The heliosphere is that ‘bubble’ blown by the particles of the Sun’s solar wind in surrounding interstellar space. As such, it’s a moving and malleable thing, flexing, flowing, contracting here, expanding there according to the stream of particles filling it from our star. Now we’re finding, not surprisingly, I think, that the magnetic field just outside the heliosphere is perturbed. Voyager 1 data show that the magnetic field here is more than forty degrees at variance from observations of the interstellar magnetic field that have been produced by other spacecraft.
Remember that while Voyager 1 is the first spacecraft to reach such distances from the Sun, we’ve had other missions exploring the outer regions of the system even though they operate well within it. The Interstellar Boundary Explorer (IBEX) is the outstanding example. Launched in 2009, IBEX is in Earth orbit (apogee 322,000 kilometers, perigee 16,000 kilometers), using instruments that track the solar wind’s interactions with ionized interstellar material. Like the Ulysses spacecraft before it, IBEX is also measuring inflowing neutral particles that penetrate the heliosphere, in the process creating a map of the Solar System’s elastic boundaries.
Image: An artist’s rendition of a portion of our heliosphere, with the solar wind streaming out past the planets and forming a boundary as it interacts with the material between the stars. Credit: Adler Planetarium/IBEX team.
IBEX has already told us a lot, including the fact that our Sun is located in a region of space where dust and gas are much more dispersed than they were when the Sun was formed. With IBEX data, scientists can map the distribution of elements like hydrogen, helium, neon and oxygen as they enter the heliosphere, and can use the neon to oxygen ratio in the Sun to trace element ratios in the distant past. We see less oxygen than expected in the interstellar medium today, indicating the changes to the medium since solar formation.
We also see that our Sun is close to the boundary of a local cloud of gas and dust, but still within it — this work challenges earlier Ulysses findings that found the Sun to exist between two clouds, though close to the boundary of the ‘Local Cloud.’ Within a few thousand years, we will be moving out of the Local Cloud and into a somewhat different galactic environment.
IBEX, then, is helping us understand the general region of space through which we move, while Voyager 1 is reporting on conditions just outside the heliosphere boundary. In 2009, IBEX data showed what principal investigator David McComas (SwRI) called a ‘very narrow ribbon that is two to three times brighter than anything else in the sky’ at the interstellar boundary. While this circular arc is still under study, the current view is that it is produced by neutral hydrogen atoms from the solar wind that were reionized in interstellar space and then became neutral again by picking up an additional electron. (For more on IBEX, see IBEX: The Heliosphere in Motion).
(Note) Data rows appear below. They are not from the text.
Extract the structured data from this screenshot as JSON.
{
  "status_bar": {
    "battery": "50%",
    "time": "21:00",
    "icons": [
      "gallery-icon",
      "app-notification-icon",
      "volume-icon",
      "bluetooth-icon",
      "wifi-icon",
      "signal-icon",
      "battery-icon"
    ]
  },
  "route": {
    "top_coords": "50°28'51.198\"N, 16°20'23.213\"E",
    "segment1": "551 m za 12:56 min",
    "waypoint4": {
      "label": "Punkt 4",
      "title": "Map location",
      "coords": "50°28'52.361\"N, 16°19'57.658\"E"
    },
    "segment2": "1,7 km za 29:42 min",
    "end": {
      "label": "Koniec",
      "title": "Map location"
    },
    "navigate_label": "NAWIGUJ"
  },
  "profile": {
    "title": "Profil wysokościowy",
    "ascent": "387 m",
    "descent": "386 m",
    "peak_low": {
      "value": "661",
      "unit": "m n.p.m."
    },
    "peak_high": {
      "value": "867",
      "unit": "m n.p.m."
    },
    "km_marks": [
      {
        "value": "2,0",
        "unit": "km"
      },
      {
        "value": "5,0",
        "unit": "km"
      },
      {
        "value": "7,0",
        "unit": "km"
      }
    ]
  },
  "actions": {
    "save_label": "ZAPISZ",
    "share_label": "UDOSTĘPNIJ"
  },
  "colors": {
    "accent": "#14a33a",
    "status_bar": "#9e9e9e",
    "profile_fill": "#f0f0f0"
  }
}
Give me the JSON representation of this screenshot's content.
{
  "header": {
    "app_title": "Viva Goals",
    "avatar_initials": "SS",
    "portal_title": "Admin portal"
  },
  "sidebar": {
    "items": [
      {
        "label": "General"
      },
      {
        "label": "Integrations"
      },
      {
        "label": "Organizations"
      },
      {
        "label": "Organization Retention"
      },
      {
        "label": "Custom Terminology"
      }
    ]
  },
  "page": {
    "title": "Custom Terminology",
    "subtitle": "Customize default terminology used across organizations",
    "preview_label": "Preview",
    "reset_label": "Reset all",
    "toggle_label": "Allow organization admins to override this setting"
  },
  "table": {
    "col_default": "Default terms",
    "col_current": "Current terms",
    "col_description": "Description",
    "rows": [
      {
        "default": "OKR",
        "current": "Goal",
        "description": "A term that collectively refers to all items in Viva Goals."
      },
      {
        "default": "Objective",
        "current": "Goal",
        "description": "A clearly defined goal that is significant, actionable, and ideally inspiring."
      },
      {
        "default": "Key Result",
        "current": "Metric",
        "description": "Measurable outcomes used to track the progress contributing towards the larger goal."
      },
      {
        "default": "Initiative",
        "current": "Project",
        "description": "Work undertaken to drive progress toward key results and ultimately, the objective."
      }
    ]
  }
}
This is where the recent Voyager findings come in. Nathan Schwadron (University of New Hampshire) and colleagues have reanalyzed magnetic field data from Voyager 1, discovering that the direction of the magnetic field has been turning ever since the craft crossed into interstellar space. The work, published in Astrophysical Journal Letters confirms that the magnetic field direction at the center of the IBEX ‘ribbon’ is aligned with the magnetic field in the interstellar medium. Voyager is, in other words, now moving through a distorted region. By 2025, the magnetic field around it should align with the field direction found by IBEX.
At that point, we’ll be able to say that Voyager 1 has reached a more settled part of the interstellar medium, less perturbed by the ‘churn’ of the heliosphere. “This study provides very strong evidence that Voyager 1 is in a region where the magnetic field is being deflected by the solar wind,” says Schwadron in this JPL news release. A Voyager follow-up mission will be built from the outset as an interstellar probe, carrying instruments optimized for exploring this active boundary. We can hope that one day even more ambitious missions will use the data thus gathered to chart the regions through which they’ll fly on their way to another star.
The paper is Schwadron et al., “Triangulation of the Interstellar Magnetic Field,” Astrophysical Journal Letters Vol. 813, No. 1, L20. (abstract).